“I’m more than a recording artist. I’m a star,” Jayme Shaye exclaimed with a laugh as we chatted about her career as an independent artist on the phone during a warm summer day in late July.
And indeed, the 24-year-old, Los Angeles native seems to be well on her way to stardom. Since 2012, Shaye has been working towards her dream of becoming an independent recording artist and her hard work is paying off. Her debut album “deToxic,” is currently streaming on Spotify and generating positive buzz from critics. The Hype Magazine noted Shaye’s “soul-felt vocals and brutally honest lyrics,” that could “easily fill a void musically in many listeners’ lives.”
But Shaye didn’t simply begin a music career on a wing and a prayer. Instead, she relies on a few tips and tricks that she keeps up her sleeve to make sure her hustle as a musician isn’t in vain. Today, she’s sharing how other independent recording artists can have a successful career without being signed to a major label.
Invest In Your Craft
Shaye moved to Cincinnati, Ohio in 2012 just after graduating from high school to pursue her dreams of starting a music career. A move from Los Angeles to Ohio to be an artist might seem counterintuitive, but for her, it made perfect sense because of the job market and lower cost of living. “It was so much easier to get a job. Honestly, I don’t think that I would have been able to fund my career the way that I did if I was living in LA,” Shaye said.
Using income from several desk jobs including stints working in customer service, at a handbag store and for a debt collector, Shaye self-funded studio time to record songs. “Once I started investing into my music, that’s when I started to see results,” she said. Shaye admits having to temper her love for handbags to save the cash needed to make her aspirations a reality and she encourages all artists to make the sacrifice to develop high-quality material. “You have to produce a mainstream product,” she said. According to Shaye, crafting a mainstream product includes everything from getting songs mixed and mastered or, “touched,” to having professionally done cover art. “You have to have consistency all the way through,” Shaye said. “If you want to be treated like a big dog, you have to put out that kind of work.”
Set Goals And Use Your Truth
Shaye’s album “deToxic” was born out of a time of trauma and pain. Prior to working on “deToxic,” Shaye said she thought her music career was over when she learned that she was pregnant with her second child. “I was pretty devastated,” she recalled. Though she tragically miscarried, Shaye channeled her grief into a newfound drive to further her artistry. “I didn’t want to feel like I lost my angel for nothing,” she said. One of the ways she refocused her pain to make her album was by releasing it on what would have been her due date, March 3, 2018.
At the same time, Shaye was also leaving a physically and emotionally abusive relationship and used her music to heal. Her personal struggles inspired all of the songs on the album and gave the album its title. “It was literally me detoxing from the toxic situation that I was in,” Shaye said.

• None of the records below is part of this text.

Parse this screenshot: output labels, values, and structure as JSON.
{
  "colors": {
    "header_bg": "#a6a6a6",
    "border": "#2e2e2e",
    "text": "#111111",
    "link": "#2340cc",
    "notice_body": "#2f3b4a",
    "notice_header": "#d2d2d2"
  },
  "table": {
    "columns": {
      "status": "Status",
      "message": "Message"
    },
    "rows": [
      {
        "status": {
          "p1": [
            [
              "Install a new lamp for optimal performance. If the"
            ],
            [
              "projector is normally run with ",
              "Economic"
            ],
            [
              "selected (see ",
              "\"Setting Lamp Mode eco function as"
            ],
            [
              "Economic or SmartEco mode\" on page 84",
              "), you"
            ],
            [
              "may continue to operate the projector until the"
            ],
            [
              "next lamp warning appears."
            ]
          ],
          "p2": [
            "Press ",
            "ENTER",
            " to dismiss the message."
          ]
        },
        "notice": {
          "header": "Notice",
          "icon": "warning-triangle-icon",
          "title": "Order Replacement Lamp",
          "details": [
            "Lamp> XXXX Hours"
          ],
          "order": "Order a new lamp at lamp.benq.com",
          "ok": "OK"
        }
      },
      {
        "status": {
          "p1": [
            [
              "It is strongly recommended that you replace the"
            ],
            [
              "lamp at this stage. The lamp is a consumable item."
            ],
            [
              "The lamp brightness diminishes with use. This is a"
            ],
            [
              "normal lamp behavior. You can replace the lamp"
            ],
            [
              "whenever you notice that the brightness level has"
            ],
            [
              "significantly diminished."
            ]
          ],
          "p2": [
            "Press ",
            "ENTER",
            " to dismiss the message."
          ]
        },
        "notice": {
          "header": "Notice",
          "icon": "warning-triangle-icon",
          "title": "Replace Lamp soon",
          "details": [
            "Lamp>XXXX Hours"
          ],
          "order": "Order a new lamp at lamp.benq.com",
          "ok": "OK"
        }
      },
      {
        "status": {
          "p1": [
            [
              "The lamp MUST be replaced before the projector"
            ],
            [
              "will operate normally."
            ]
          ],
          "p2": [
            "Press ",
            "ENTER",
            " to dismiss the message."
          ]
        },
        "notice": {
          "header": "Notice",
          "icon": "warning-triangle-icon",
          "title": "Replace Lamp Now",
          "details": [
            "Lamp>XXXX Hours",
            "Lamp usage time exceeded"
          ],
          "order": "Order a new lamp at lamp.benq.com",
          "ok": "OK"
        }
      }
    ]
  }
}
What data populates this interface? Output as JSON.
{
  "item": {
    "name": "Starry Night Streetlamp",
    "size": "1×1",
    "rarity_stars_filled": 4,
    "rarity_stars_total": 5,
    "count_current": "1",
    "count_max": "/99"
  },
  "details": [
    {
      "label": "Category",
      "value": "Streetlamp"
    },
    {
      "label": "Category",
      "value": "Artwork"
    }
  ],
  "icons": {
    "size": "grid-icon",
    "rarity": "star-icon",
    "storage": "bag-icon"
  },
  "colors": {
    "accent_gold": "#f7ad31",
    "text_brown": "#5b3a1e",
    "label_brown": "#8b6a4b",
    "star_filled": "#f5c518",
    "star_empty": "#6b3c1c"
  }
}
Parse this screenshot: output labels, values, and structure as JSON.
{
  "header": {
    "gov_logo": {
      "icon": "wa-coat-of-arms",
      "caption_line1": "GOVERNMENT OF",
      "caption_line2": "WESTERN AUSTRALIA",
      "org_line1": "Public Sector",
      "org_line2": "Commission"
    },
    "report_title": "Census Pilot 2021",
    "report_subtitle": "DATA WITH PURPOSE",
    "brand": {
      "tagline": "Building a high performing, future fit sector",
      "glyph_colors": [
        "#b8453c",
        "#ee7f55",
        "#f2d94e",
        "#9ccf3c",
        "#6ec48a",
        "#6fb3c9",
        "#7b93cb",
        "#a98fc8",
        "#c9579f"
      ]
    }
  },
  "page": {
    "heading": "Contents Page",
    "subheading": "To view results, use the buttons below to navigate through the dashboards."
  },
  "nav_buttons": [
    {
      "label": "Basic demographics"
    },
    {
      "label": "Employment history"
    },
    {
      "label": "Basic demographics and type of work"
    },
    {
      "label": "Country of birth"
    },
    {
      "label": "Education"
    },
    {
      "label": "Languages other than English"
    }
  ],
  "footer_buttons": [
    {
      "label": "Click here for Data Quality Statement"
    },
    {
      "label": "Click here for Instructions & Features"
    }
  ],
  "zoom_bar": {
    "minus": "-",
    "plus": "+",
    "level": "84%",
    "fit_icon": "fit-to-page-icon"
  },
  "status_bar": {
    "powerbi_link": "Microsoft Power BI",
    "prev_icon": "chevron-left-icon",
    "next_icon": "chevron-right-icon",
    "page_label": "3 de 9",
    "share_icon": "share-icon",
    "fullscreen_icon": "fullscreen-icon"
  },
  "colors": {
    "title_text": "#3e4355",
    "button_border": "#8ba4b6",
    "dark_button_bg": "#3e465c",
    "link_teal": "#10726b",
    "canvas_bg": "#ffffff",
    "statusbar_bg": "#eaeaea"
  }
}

Shaye’s expressive vocals and sharp tongue writing distinguished the album and made her more vulnerable to listeners. “I just was really transparent with everything,” she said. Shaye said fans and supporters later reached out to share how much her honesty helped and touched them, and she, too, has come to terms with the trauma that inspired her record. “If I didn’t write that album I would still be bitter and angry, but I’m not, I’m at peace,” Shaye said. “I know how amazing I am.”
Have A Team
Shaye wants the world to recognize her talent and her music, but she also wants people to know about the team that’s taking her career to the next level. “I think it’s impossible to do it by yourself,” she said. Shaye’s team includes two managers, one for business and one for media, a publicist, a cameraman for all of her visuals, a producer, a stylist and her assistant and friend, Rai Abella, who she calls her “backbone.”
Shaye credits her team with keeping her on point musically and personally and reducing her stress levels tremendously. “My artistry and my talent got the attention of these people to want to work with me — I did that part on my own. But everything that I’m accomplishing and everything that I’m going to accomplish, I never want anyone to think that I’m doing it all by myself because I’m not,” she said. Shaye considers herself good at identifying key people for her career, and heeding their advice when necessary. “Everyone has a part in this journey,” she said.
Relationships Are Key
In addition to having a tribe of seasoned professionals promoting her brand, Shaye also keeps her name out there and stays booked by networking and building relationships with other artists and people in the music business. “I try to always make sure I’m putting myself in the right environments to promote myself as an artist,” Shaye said. She regularly attends shows for other artists as well as festivals, parties and other networking events in her new stomping ground in Cincinnati. Shaye also ingrains herself with club owners and concert producers in the city to make sure she stays top of mind when they are planning shows and parties. “I’m always in the studio — putting a bug in someone’s ear,” Shaye noted. She also offers her services as a songwriter to other musicians. And, her grind is paying off. She’s collaborated with artists such as Dante Banx on her song “Baby Mama,” and producers Young Ex and Don Brown. “I try to make sure that I’m always working,” Shaye added.